As to the second strand of that promise – Av Raham. Abraham realises that if he is indeed to be a father of multitudes, he himself has a role to play. Things don’t look too promising. His son Ishmael is in exile, and what of his son Isaac? He’s nearly 40 years old and still unmarried. So Abraham again takes matters into his own hands. He commands his servant, unnamed in the text but generally assumed to be Eliezer, to go to the land of Abraham’s birth to find a wife for Isaac. That is another whole story. Briefly, Eliezer’s mission is successful and he returns to Hebron with Rebecca. This works out well. Isaac loves her and the second strand of God’s promise is beginning to be fulfilled.
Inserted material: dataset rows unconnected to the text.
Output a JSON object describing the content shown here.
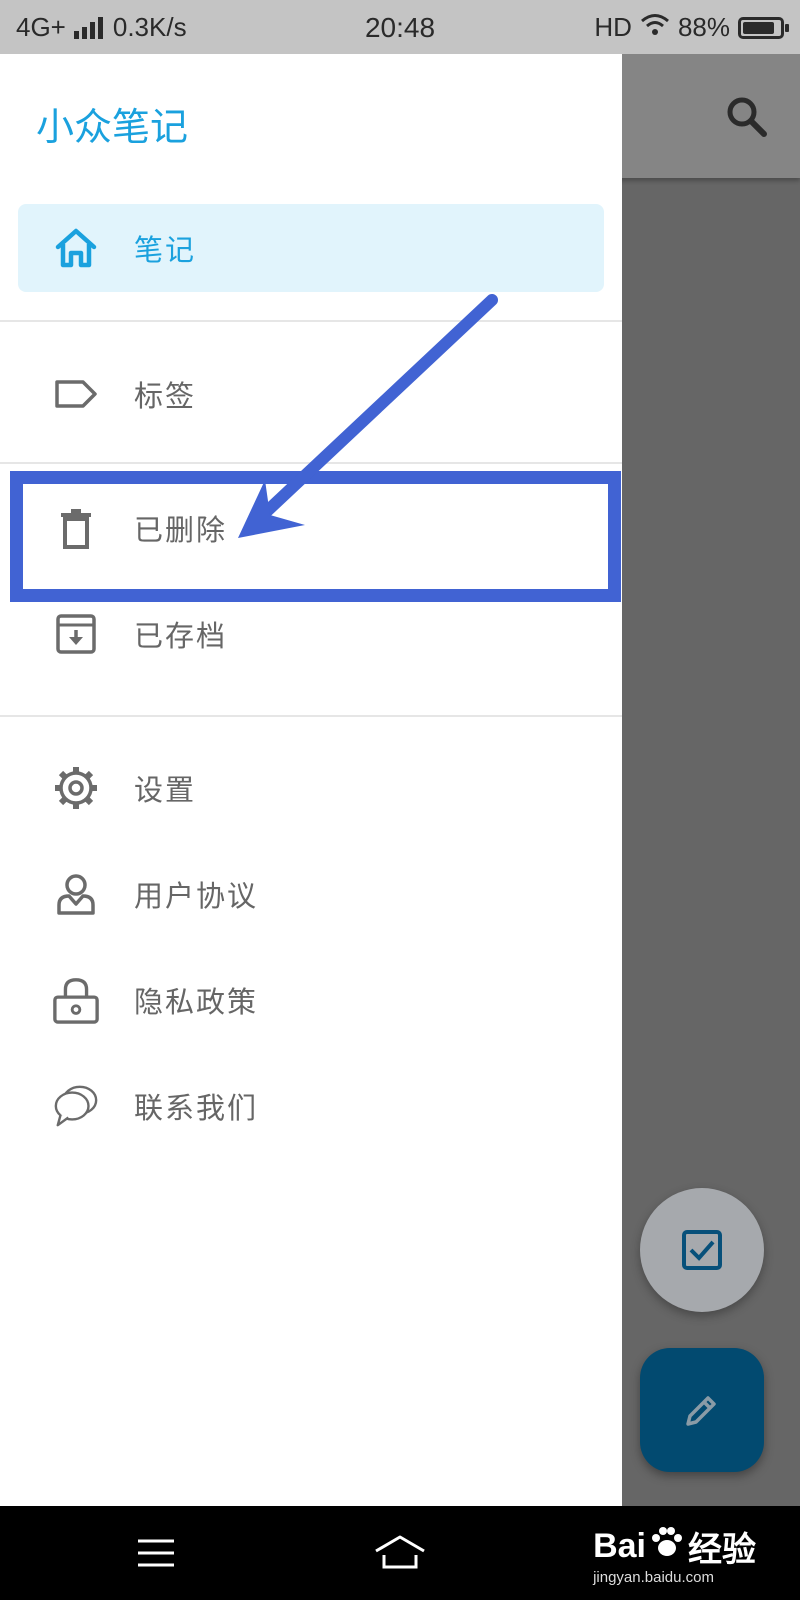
{
  "status_bar": {
    "network": "4G+",
    "speed": "0.3K/s",
    "time": "20:48",
    "hd": "HD",
    "battery": "88%",
    "battery_level": 0.88
  },
  "drawer": {
    "title": "小众笔记",
    "items": [
      {
        "label": "笔记",
        "icon": "home-icon",
        "active": true
      },
      {
        "label": "标签",
        "icon": "tag-icon"
      },
      {
        "label": "已删除",
        "icon": "trash-icon"
      },
      {
        "label": "已存档",
        "icon": "archive-icon"
      },
      {
        "label": "设置",
        "icon": "gear-icon"
      },
      {
        "label": "用户协议",
        "icon": "user-icon"
      },
      {
        "label": "隐私政策",
        "icon": "lock-icon"
      },
      {
        "label": "联系我们",
        "icon": "chat-bubbles-icon"
      }
    ]
  },
  "app": {
    "search_icon": "search-icon",
    "fab_check_icon": "checkbox-icon",
    "fab_edit_icon": "pencil-icon"
  },
  "colors": {
    "accent": "#1aa1de",
    "active_bg": "#e1f4fc",
    "annotation": "#4163d3",
    "fab_dark": "#024a70"
  },
  "nav_bar": {
    "menu_icon": "menu-icon",
    "home_icon": "home-outline-icon"
  },
  "watermark": {
    "brand": "Bai",
    "brand_suffix": "经验",
    "url": "jingyan.baidu.com"
  }
}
But it is the final verses that are truly arresting. Abraham dies peacefully, is buried in the Cave of Machpelah, and is gathered to his ancestors. But, he is buried by both his sons – Isaac and Ishmael. Where did Ishmael come from?
According to Rabbi Sacks, there is a story of reconciliation to be explored here: reconciliation between Abraham and Isaac on the one hand and Hagar and Ishmael on the other. He notes that the sages suggest that Abraham’s second wife Keturah, whom he married after Sarah’s death, was in fact Hagar, Ishmael’s mother. There is also a midrash which tells a story of Abraham visiting Ishmael’s home twice when Ishmael was a grown man. He brought Ishmael good fortune, and Ishmael knew that his father still loved him.
Following on from this Rabbi Sacks observes that ‘Between Judaism and Islam there can be friendship and mutual respect. Abraham loved both his sons . . . . There is hope for the future in this story of the past.’
But we ourselves have to act, not wait for God.